Dmitry Mendeleev, a Russian chemist, created the periodic table in the mid-19th century. He arranged the elements into patterns that match their physical and chemical properties, using atomic number to guide his decisions. He even predicted that new elements would exist that hadn’t been discovered yet.
Henry Moseley, an English physicist, improved the periodic table. He measured the wavelengths of characteristic X-ray spectral lines for many elements and found that their frequencies depended on their atomic numbers—the same as the order in which they appear in the periodic table! This discovery, along with the earlier discoveries of noble gases helium, neon, argon, and krypton by Lord Rayleigh and William Ramsay, led to a compression of the periodic table into a “short-period” form that remains popular today.
Americium, the fourth synthetic transuranic element, was made by Glenn Seaborg, Ralph James, Leon Morgan, and Albert Ghiorso late in 1944 at the University of Chicago’s wartime Metallurgical Laboratory (now known as Argonne National Laboratory). It is a radioactive element with 19 isotopes and 8 nuclear isomers.

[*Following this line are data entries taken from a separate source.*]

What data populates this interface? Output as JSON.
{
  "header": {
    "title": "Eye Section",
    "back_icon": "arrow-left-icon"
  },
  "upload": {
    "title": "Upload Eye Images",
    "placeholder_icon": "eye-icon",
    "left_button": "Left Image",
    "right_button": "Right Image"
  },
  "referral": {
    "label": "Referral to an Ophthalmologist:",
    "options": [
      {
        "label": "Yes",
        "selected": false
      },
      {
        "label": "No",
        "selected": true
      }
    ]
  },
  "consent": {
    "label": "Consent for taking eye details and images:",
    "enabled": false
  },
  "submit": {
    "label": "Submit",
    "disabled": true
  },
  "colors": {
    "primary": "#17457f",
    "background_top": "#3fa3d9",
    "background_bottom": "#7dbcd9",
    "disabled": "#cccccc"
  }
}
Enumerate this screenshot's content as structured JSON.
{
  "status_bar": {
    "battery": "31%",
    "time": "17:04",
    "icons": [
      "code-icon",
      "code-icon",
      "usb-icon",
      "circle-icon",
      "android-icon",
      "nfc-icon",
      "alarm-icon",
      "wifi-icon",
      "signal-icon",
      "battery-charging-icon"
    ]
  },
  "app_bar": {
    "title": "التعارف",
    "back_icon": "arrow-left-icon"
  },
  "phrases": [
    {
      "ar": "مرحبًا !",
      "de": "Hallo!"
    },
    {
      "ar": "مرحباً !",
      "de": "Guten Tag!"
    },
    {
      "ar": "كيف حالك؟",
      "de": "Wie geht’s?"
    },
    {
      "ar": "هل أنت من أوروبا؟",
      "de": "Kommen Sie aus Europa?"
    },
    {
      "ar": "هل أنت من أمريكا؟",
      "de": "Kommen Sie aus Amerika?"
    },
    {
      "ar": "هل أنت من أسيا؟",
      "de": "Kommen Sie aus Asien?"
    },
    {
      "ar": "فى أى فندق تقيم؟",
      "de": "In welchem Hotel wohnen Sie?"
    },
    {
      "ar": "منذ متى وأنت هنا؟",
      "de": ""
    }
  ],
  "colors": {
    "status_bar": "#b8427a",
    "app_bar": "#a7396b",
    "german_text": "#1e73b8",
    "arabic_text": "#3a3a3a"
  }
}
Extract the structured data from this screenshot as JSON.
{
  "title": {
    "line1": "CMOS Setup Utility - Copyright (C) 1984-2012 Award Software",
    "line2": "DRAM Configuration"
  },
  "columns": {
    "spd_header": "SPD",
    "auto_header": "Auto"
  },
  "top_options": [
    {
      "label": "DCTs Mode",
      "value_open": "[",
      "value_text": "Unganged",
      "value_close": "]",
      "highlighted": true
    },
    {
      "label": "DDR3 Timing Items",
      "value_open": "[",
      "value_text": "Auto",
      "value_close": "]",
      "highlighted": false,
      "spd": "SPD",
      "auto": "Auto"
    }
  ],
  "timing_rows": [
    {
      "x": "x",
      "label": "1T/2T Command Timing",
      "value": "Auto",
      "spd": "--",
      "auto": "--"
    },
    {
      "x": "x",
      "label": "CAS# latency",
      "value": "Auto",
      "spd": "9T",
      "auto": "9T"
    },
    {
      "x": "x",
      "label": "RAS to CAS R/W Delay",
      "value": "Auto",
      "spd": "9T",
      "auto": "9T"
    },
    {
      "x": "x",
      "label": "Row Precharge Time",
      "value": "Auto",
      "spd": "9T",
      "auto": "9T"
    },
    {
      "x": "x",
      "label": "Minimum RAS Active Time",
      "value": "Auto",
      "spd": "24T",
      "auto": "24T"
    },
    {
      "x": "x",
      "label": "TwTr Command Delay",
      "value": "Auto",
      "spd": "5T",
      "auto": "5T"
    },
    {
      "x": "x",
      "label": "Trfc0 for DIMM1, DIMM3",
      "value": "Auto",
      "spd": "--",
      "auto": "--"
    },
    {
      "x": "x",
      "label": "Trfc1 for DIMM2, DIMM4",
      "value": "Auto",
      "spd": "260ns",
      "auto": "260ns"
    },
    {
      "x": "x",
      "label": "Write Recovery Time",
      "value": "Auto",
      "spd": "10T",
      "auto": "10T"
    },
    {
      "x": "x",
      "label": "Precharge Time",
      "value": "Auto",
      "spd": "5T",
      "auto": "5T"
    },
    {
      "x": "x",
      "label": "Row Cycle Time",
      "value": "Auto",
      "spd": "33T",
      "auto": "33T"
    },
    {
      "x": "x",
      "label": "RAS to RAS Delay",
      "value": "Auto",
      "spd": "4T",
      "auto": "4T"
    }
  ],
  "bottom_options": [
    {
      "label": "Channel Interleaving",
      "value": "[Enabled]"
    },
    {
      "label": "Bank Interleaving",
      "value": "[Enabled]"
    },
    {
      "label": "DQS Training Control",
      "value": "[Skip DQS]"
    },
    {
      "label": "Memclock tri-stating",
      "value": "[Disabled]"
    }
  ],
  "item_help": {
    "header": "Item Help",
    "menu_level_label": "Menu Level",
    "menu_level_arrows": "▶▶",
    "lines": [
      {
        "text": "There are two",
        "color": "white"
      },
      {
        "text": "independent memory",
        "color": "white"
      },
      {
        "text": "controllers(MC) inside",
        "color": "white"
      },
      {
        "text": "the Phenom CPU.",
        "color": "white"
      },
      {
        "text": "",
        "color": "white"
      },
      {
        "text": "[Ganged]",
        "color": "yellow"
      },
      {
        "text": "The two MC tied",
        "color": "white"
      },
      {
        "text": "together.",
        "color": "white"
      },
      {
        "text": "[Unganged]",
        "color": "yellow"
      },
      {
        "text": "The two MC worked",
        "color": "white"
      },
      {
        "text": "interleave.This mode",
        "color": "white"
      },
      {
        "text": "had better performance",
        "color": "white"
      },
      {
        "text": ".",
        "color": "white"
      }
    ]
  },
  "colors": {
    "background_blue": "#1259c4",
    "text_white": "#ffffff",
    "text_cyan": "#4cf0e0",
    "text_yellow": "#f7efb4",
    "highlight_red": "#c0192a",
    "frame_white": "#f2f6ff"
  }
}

Claim reports for the discovery of new elements occur frequently in scientific literature. IUPAC and its member organizations assess these claims and recognize those laboratories whose research fulfills agreed criteria for a new element.